Texas Supreme Court holds county commissioner has no authority over plats, so is an improper party to suit by developer
W.A “Andy” Meyers, individually and in his capacity as Fort Bend County Commissioner v. JDC/Firethorne, LTD., a Texas limited partnership; from Fort Bend County; 14th Court of Appeals District (14-15-00860-cv, 514 sw3d 279, 12-22-16)
In this land development suit, the Texas Supreme Court held because an individual county commissioner lacks legal authority to receive, process, or present a completed plat application the developer failed to shown a substantial likelihood that the injunction will remedy its alleged injury and therefore no jurisdiction exists.

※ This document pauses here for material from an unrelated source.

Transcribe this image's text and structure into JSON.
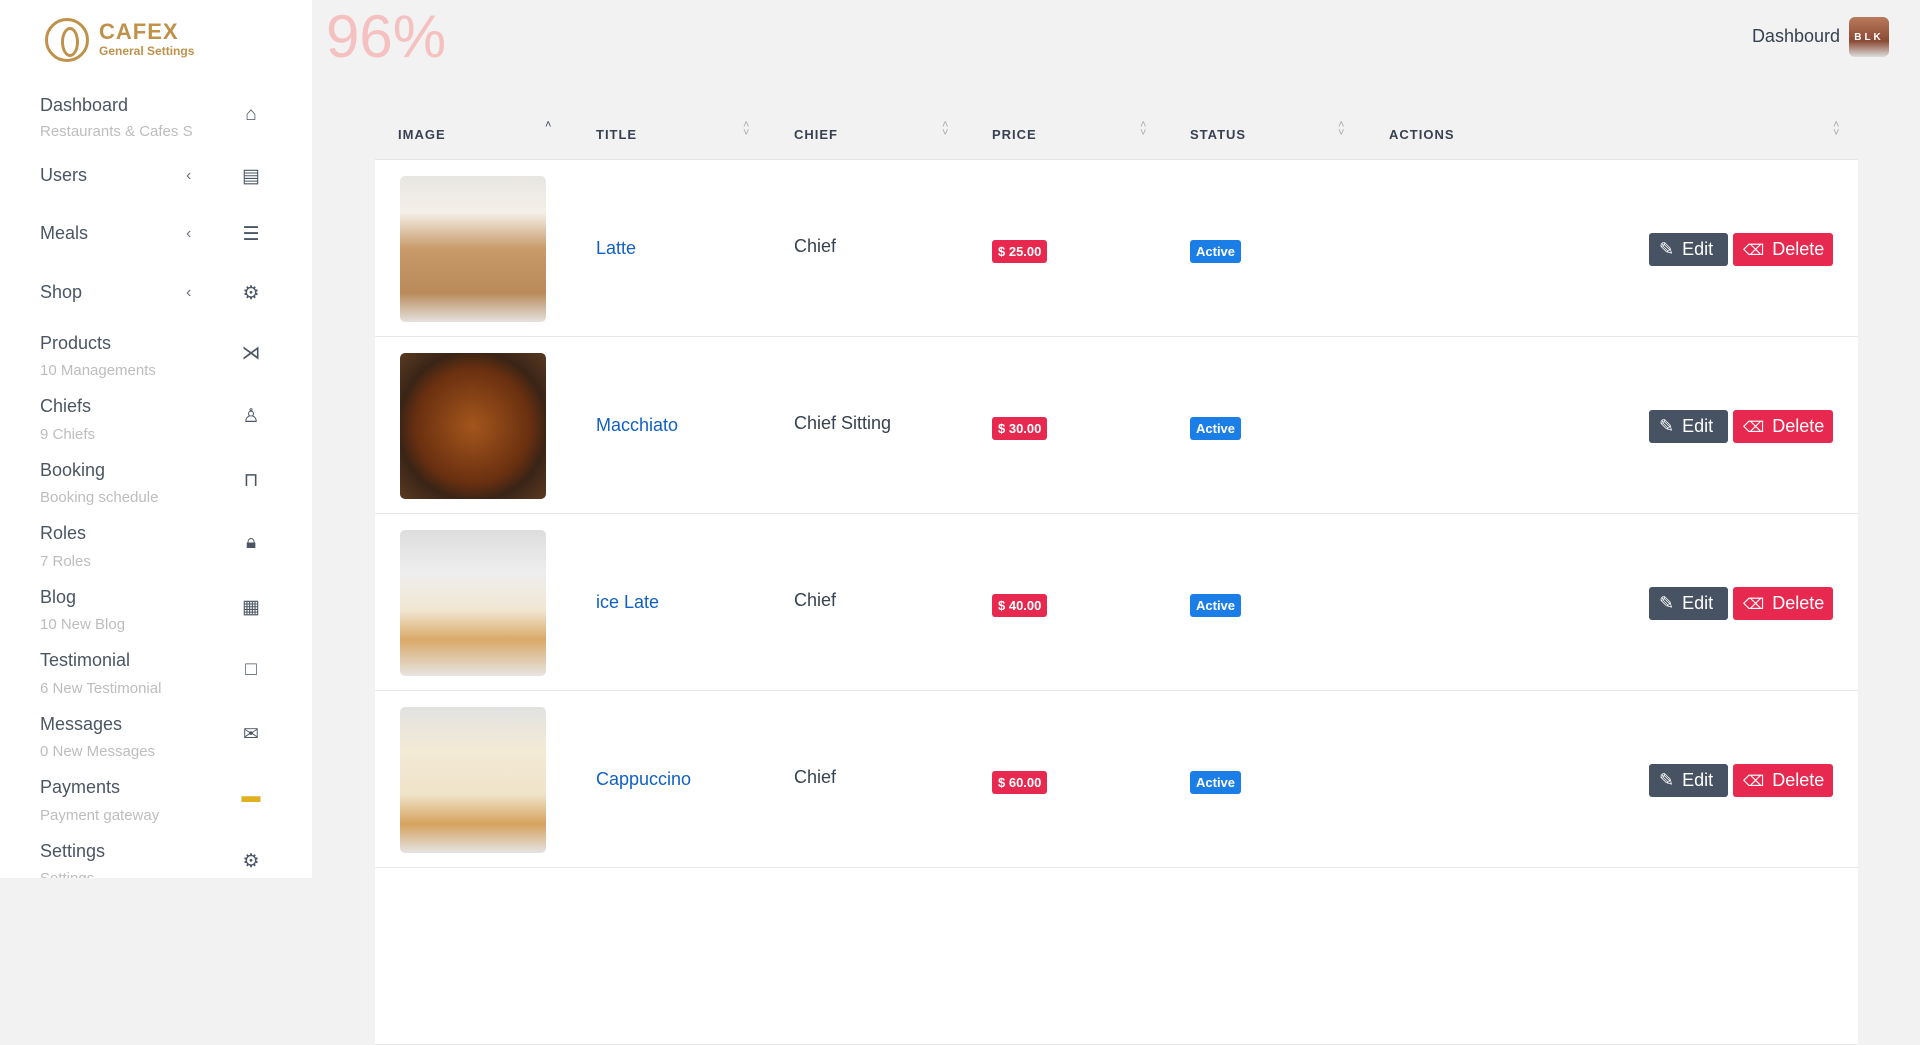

Firethorne had a subdivision within Commissioner Meyer’s precinct. The County’s plat application and approval process for proposed subdivisions is governed by chapter 232 of the Texas Local Government Code and the Fort Bend County Regulations of Subdivisions. The County’s regulations designated its county engineer as the official charged with receiving and processing plat applications. Firethorne contends certain plan applications were placed on “hold” in an effort to “extract a concession” that Firethorne that it must construct four lanes of West Firethorne Road, a road within the Firethorne development. Firethorne did not wish to construct the lanes. Firethorne filed this lawsuit seeking mandamus relief requiring Stolleis to “submit the completed plat application” and that failing to do so is an ultra vires act. Firethorne presented emails showing the engineer was holding the application based on Meyer’s instructions. Firethorne sought an injunction to prevent the County from interfering with Firethorne’s construction. Meyers filed a plea to the jurisdiction which was denied. The trial court found Meyer injected himself into the process and therefore was an essential part and subject to suit. The court of appeals affirmed.

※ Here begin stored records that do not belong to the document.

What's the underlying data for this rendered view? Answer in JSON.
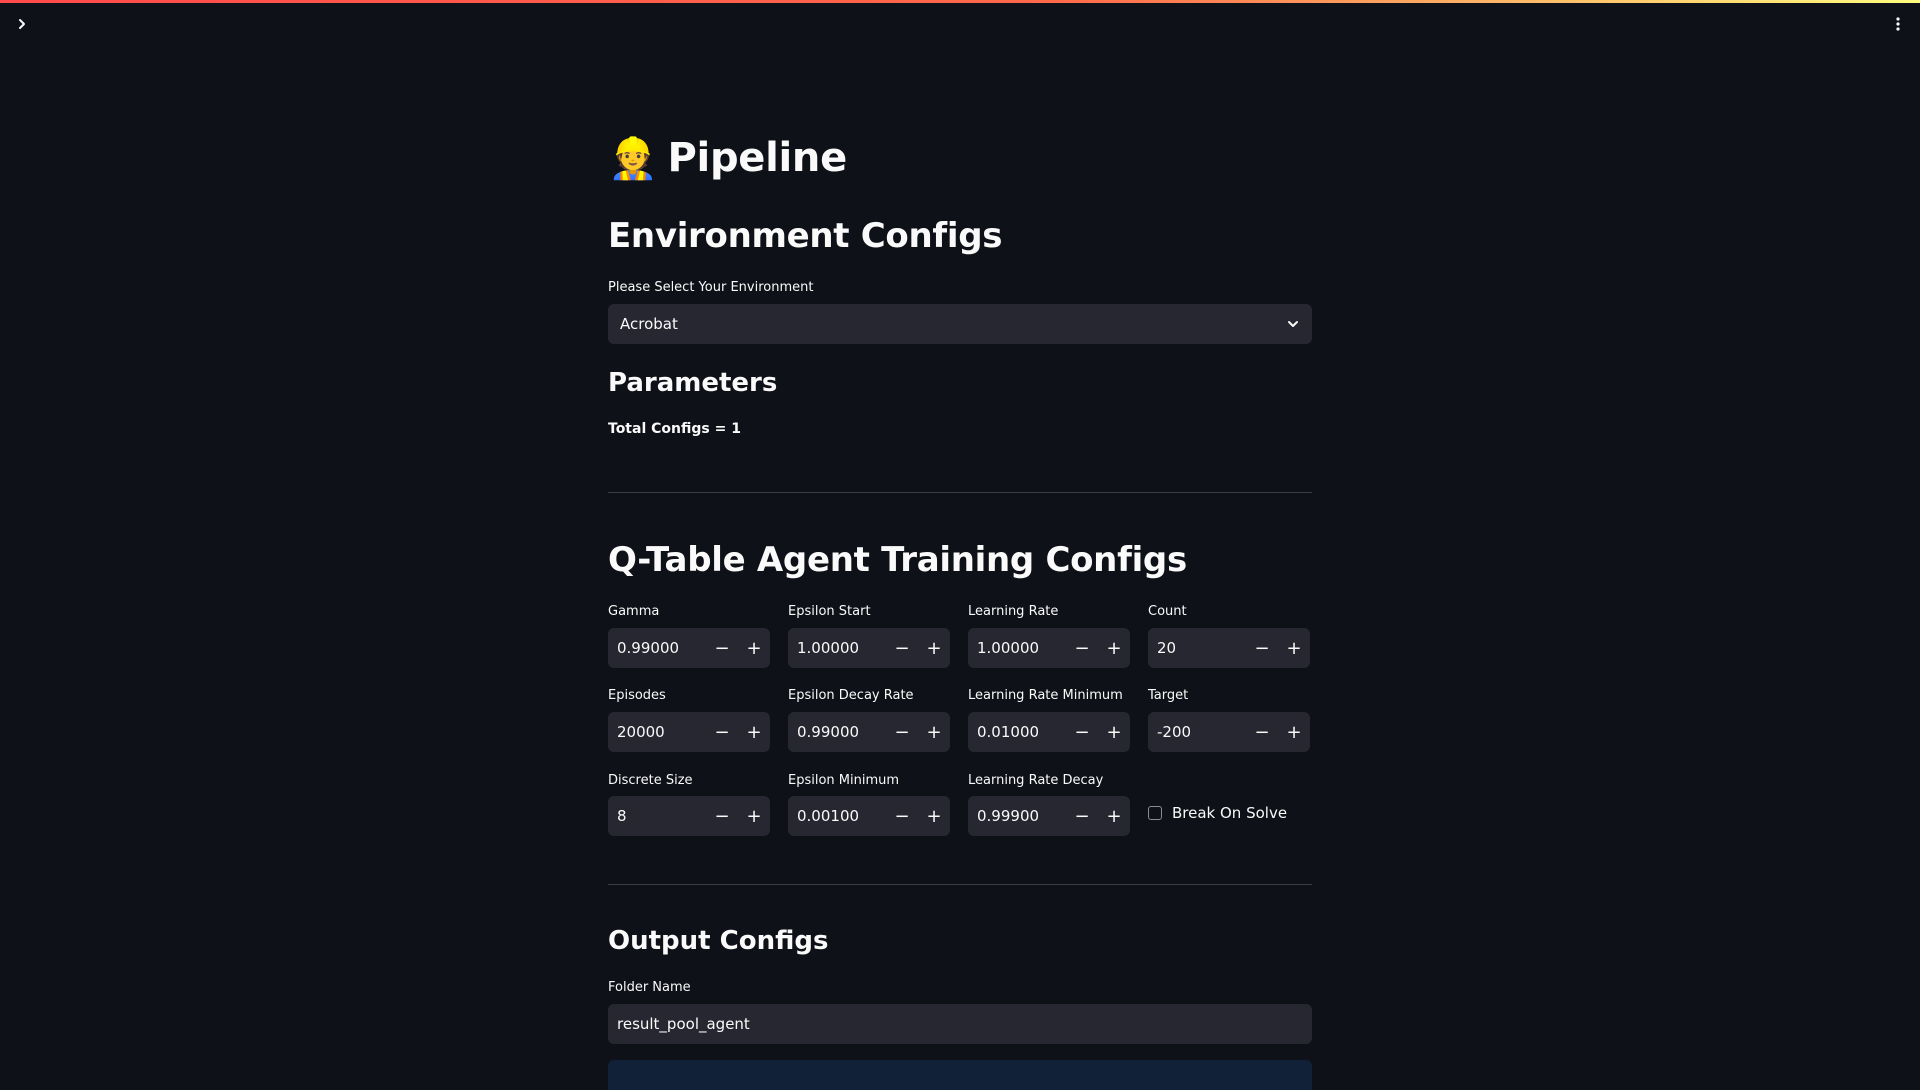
{
  "title": {
    "emoji": "👷",
    "text": "Pipeline"
  },
  "environment": {
    "heading": "Environment Configs",
    "select_label": "Please Select Your Environment",
    "selected": "Acrobat"
  },
  "parameters": {
    "heading": "Parameters",
    "total_configs": "Total Configs = 1"
  },
  "training": {
    "heading": "Q-Table Agent Training Configs",
    "fields": [
      {
        "label": "Gamma",
        "value": "0.99000"
      },
      {
        "label": "Epsilon Start",
        "value": "1.00000"
      },
      {
        "label": "Learning Rate",
        "value": "1.00000"
      },
      {
        "label": "Count",
        "value": "20"
      },
      {
        "label": "Episodes",
        "value": "20000"
      },
      {
        "label": "Epsilon Decay Rate",
        "value": "0.99000"
      },
      {
        "label": "Learning Rate Minimum",
        "value": "0.01000"
      },
      {
        "label": "Target",
        "value": "-200"
      },
      {
        "label": "Discrete Size",
        "value": "8"
      },
      {
        "label": "Epsilon Minimum",
        "value": "0.00100"
      },
      {
        "label": "Learning Rate Decay",
        "value": "0.99900"
      }
    ],
    "checkbox": {
      "label": "Break On Solve",
      "checked": false
    },
    "step_minus": "−",
    "step_plus": "+"
  },
  "output": {
    "heading": "Output Configs",
    "folder_label": "Folder Name",
    "folder_value": "result_pool_agent"
  },
  "icons": {
    "sidebar_toggle": "chevron-right-icon",
    "menu": "vertical-dots-icon",
    "select_chevron": "chevron-down-icon"
  },
  "colors": {
    "background": "#0e1117",
    "input_bg": "#262730",
    "accent_red": "#ff4b4b",
    "accent_yellow": "#fffd80"
  }
}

The Texas Supreme Court held Meyer’s arguments are actually challenges to Firethorne’s standing, which Firethorne disguised as an ultra vires claim. Under a standing analysis, the claims asserted must satisfy the redressability requirement of the Texas Constitution. The County’s Regulations of Subdivisions designate the county engineer as the sole county official responsible for receiving all documentation and information that must be submitted with the plat application. A sole commissioner has no authority to receive, process, or present a plat to the collective body. Meyer also has no obligation or duty to do so. A sole commissioner also has no authority to fire the engineer. When a plaintiff seeks an injunction which cannot possibly remedy their situation, the plaintiff has failed to establish standing. Meyer filed the plea, but Firethorne also sought relief from the engineer and the rest of the commissioner’s court which are not part of the appeal. If Firethorne received relief from the other defendants no relief from Meyer is possible. If Firethorne does not receive releif from the other defendants, relief as to Meyer would not remedy its situation. The argument that Meyer has some influence over the engineer is a “political reality” but is not a basis for suit. As a result, as to Meyer, no standing exists to sue him in his official capacity.

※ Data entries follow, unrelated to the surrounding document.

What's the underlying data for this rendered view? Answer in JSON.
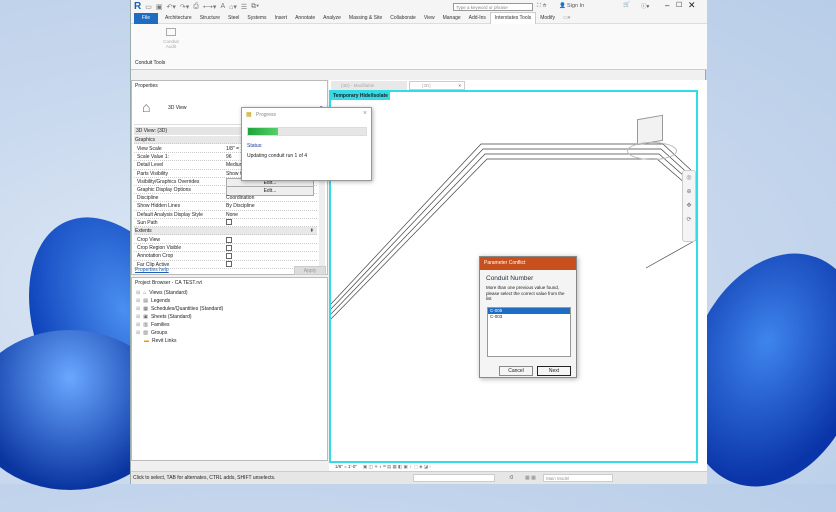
{
  "app": {
    "logo": "R"
  },
  "title_bar": {
    "search_placeholder": "Type a keyword or phrase",
    "sign_in": "Sign In"
  },
  "ribbon": {
    "tabs": [
      "File",
      "Architecture",
      "Structure",
      "Steel",
      "Systems",
      "Insert",
      "Annotate",
      "Analyze",
      "Massing & Site",
      "Collaborate",
      "View",
      "Manage",
      "Add-Ins",
      "Interstates Tools",
      "Modify"
    ],
    "active_tab": "Interstates Tools",
    "button_label": "Conduit Audit",
    "panel_label": "Conduit Tools"
  },
  "properties": {
    "title": "Properties",
    "type_name": "3D View",
    "instance": "3D View: {3D}",
    "sections": {
      "graphics": "Graphics",
      "extents": "Extents"
    },
    "rows": [
      {
        "k": "View Scale",
        "v": "1/8\" = 1'-0\""
      },
      {
        "k": "Scale Value    1:",
        "v": "96"
      },
      {
        "k": "Detail Level",
        "v": "Medium"
      },
      {
        "k": "Parts Visibility",
        "v": "Show Original"
      },
      {
        "k": "Visibility/Graphics Overrides",
        "v": "Edit..."
      },
      {
        "k": "Graphic Display Options",
        "v": "Edit..."
      },
      {
        "k": "Discipline",
        "v": "Coordination"
      },
      {
        "k": "Show Hidden Lines",
        "v": "By Discipline"
      },
      {
        "k": "Default Analysis Display Style",
        "v": "None"
      },
      {
        "k": "Sun Path",
        "v": ""
      }
    ],
    "extent_rows": [
      "Crop View",
      "Crop Region Visible",
      "Annotation Crop",
      "Far Clip Active"
    ],
    "help": "Properties help",
    "apply": "Apply"
  },
  "project_browser": {
    "title": "Project Browser - CA TEST.rvt",
    "items": [
      "Views (Standard)",
      "Legends",
      "Schedules/Quantities (Standard)",
      "Sheets (Standard)",
      "Families",
      "Groups",
      "Revit Links"
    ]
  },
  "view": {
    "tabs": [
      "{3D} - Modifiable",
      "{3D}"
    ],
    "temp_banner": "Temporary Hide/Isolate",
    "scale": "1/8\" = 1'-0\""
  },
  "progress": {
    "title": "Progress",
    "percent": 25,
    "status_label": "Status:",
    "status_text": "Updating conduit run 1 of 4"
  },
  "conflict": {
    "title": "Parameter Conflict",
    "heading": "Conduit Number",
    "message": "More than one previous value found, please select the correct value from the list",
    "options": [
      "C-005",
      "C-003"
    ],
    "selected": "C-005",
    "cancel": "Cancel",
    "next": "Next"
  },
  "statusbar": {
    "text": "Click to select, TAB for alternates, CTRL adds, SHIFT unselects.",
    "zero": ":0",
    "model": "Main Model"
  },
  "colors": {
    "accent": "#1e6dc2",
    "highlight": "#33dbe6",
    "dialog_header": "#c8501e"
  }
}
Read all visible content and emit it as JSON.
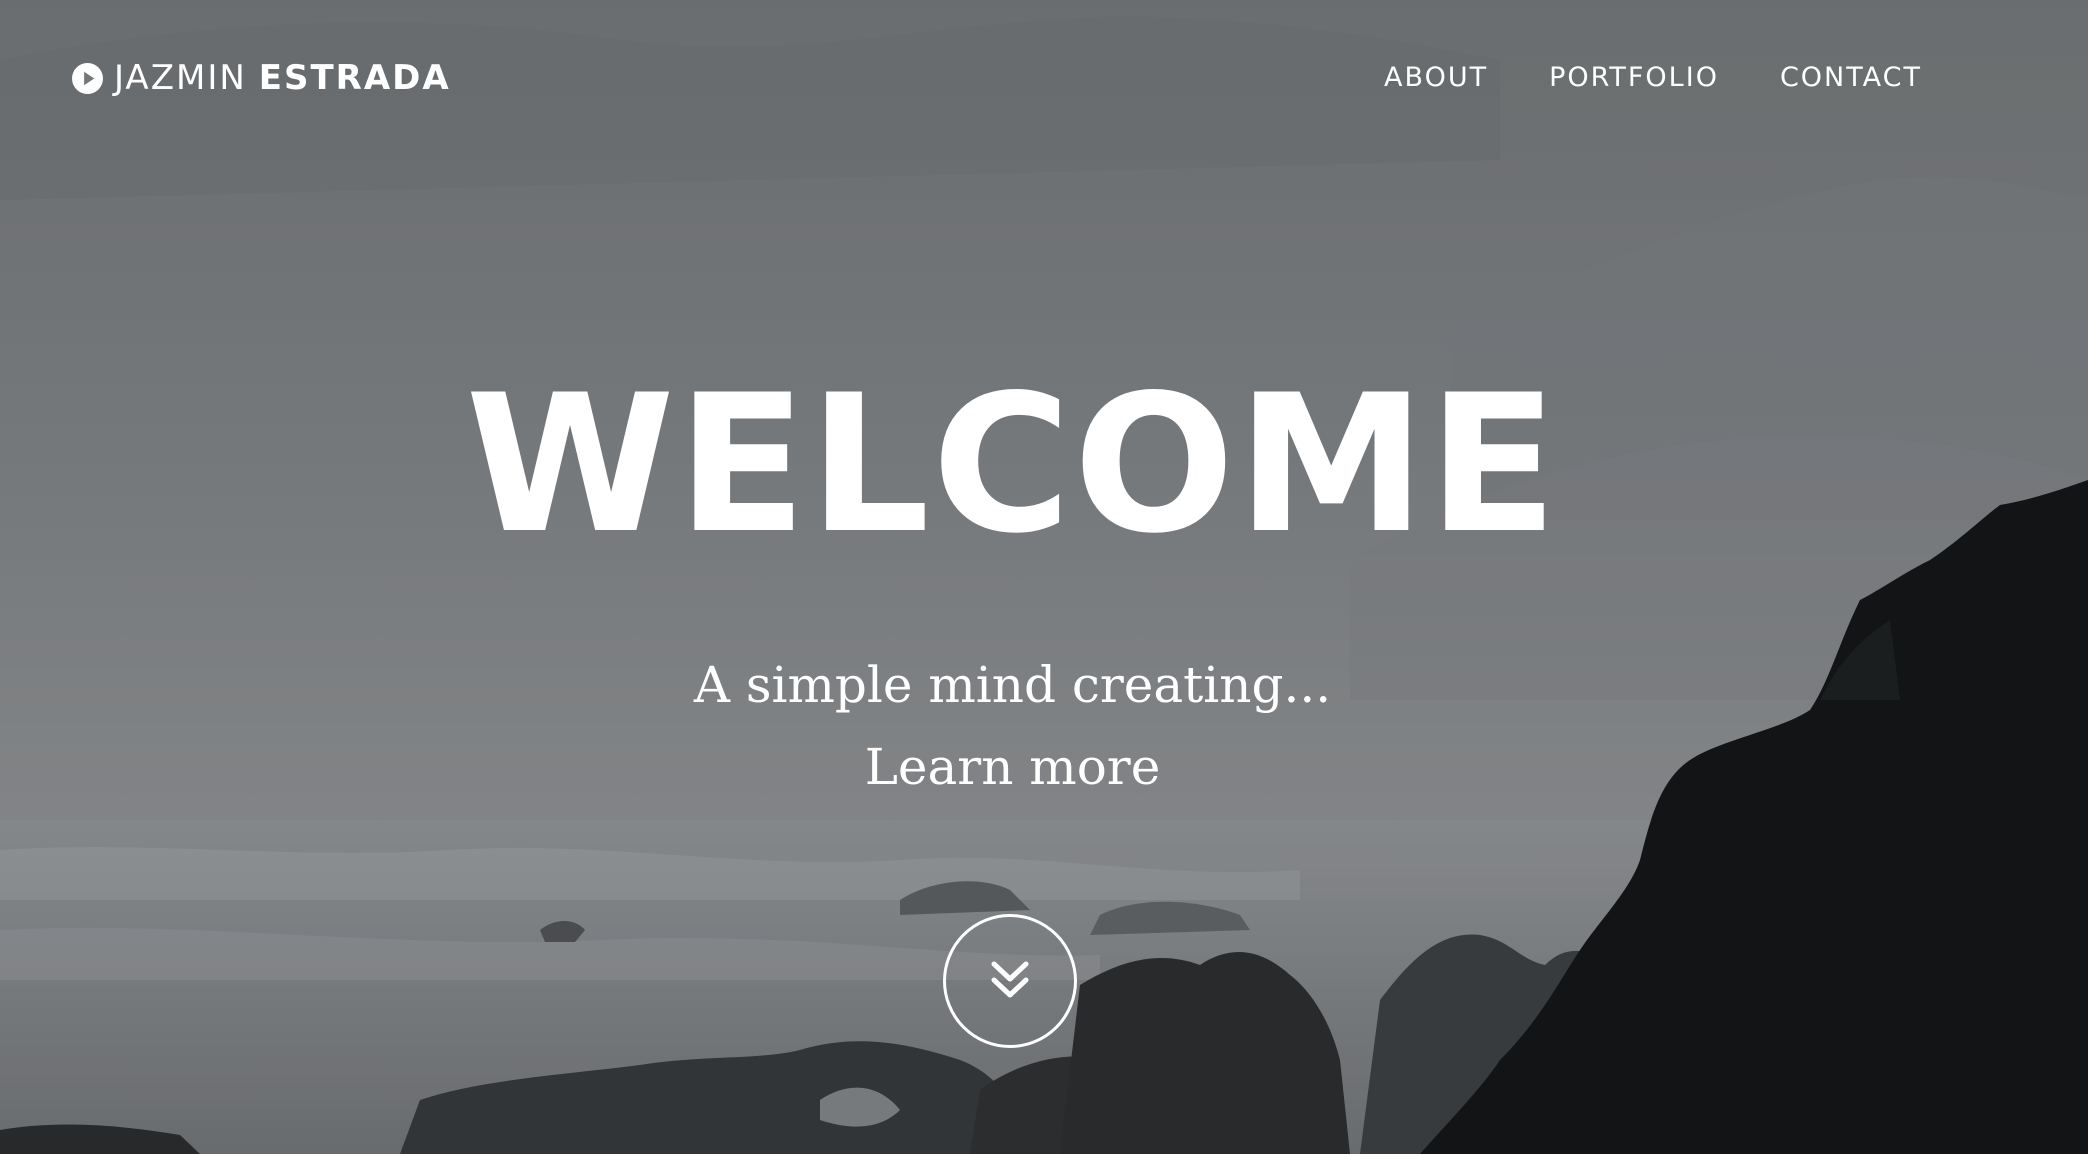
{
  "brand": {
    "first_name": "JAZMIN",
    "last_name": "ESTRADA",
    "icon": "play-circle-icon"
  },
  "nav": {
    "items": [
      {
        "label": "ABOUT"
      },
      {
        "label": "PORTFOLIO"
      },
      {
        "label": "CONTACT"
      }
    ]
  },
  "hero": {
    "headline": "WELCOME",
    "tagline": "A simple mind creating...",
    "learn_more": "Learn more",
    "scroll_icon": "double-chevron-down-icon"
  },
  "colors": {
    "text": "#ffffff",
    "overlay": "#777a7d",
    "cliff": "#141617"
  }
}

If you would like to read this opinion, click here. Justice Green PER CURIAM.